Morris Motors Limited, the predecessor of The British Motor Corporation, was founded in 1913 in Great Britain by William Morris, a former bicycle manufacturer with car trading skills. The company functioned under the name W.R.M. Motors till 1919. Morris firstly hired and repaired used cars until he started building his own automobiles, Morris Oxford the “bullnose” (a small two-seat car) and Morris Cowley (a two or four-seat larger car).
 
The years between World War One and Two were fruitful for Morris Motors which became the best-selling manufacturer on the British Isles, more favoured than Austin or Ford. In 1924, sport versions of Morris’s cars were introduced in Oxford under the brand name Morris Garage (MG). At that time the managing director of MG was Cecil Kimber who made a significant contribution to designing car bodies for Morris.
 
Another great success was a precursor of today’s MINI brand and that was Morris Minor (1928). Introducing the mini car was the right step during the depression period (late 1920s) which was difficult for all car manufacturers. However, it was the after-the-war redesign by Alec Issigonis that made Morris Minor so popular so that it was sold in over a million pieces.
 
In 1952 Morris Motors Limited merged with Austin Motor Company Limited forming British Motor Corporation. As a result, due to rebadging, similar cars drove under several different marques. For example, Morris Mini (British pop icon of 1960s) was also known as Austin Cooper, Austin Mini or Innocenti Mini.
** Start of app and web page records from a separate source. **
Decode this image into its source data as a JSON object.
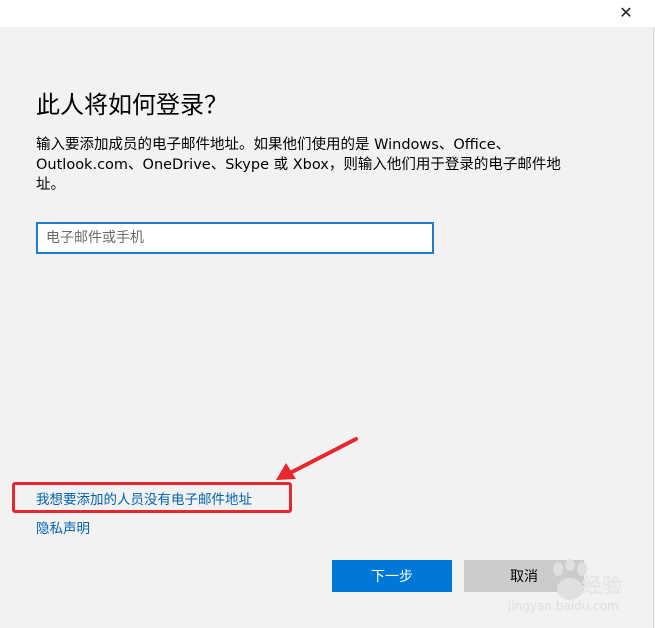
{
  "titlebar": {
    "close_glyph": "✕"
  },
  "dialog": {
    "heading": "此人将如何登录？",
    "description": "输入要添加成员的电子邮件地址。如果他们使用的是 Windows、Office、Outlook.com、OneDrive、Skype 或 Xbox，则输入他们用于登录的电子邮件地址。",
    "email_input": {
      "value": "",
      "placeholder": "电子邮件或手机"
    },
    "link_no_email": "我想要添加的人员没有电子邮件地址",
    "link_privacy": "隐私声明",
    "next_button": "下一步",
    "cancel_button": "取消"
  },
  "annotation": {
    "highlight_color": "#e8262d"
  },
  "watermark": {
    "brand": "经验",
    "url": "jingyan.baidu.com"
  },
  "colors": {
    "accent": "#0078d7",
    "link": "#0063b1",
    "input_border": "#1d7dd0",
    "background": "#f2f2f2"
  }
}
The last vehicles branded as Morris left an assembly line in the early 1980s and they were Morris Marina and Morris Ital.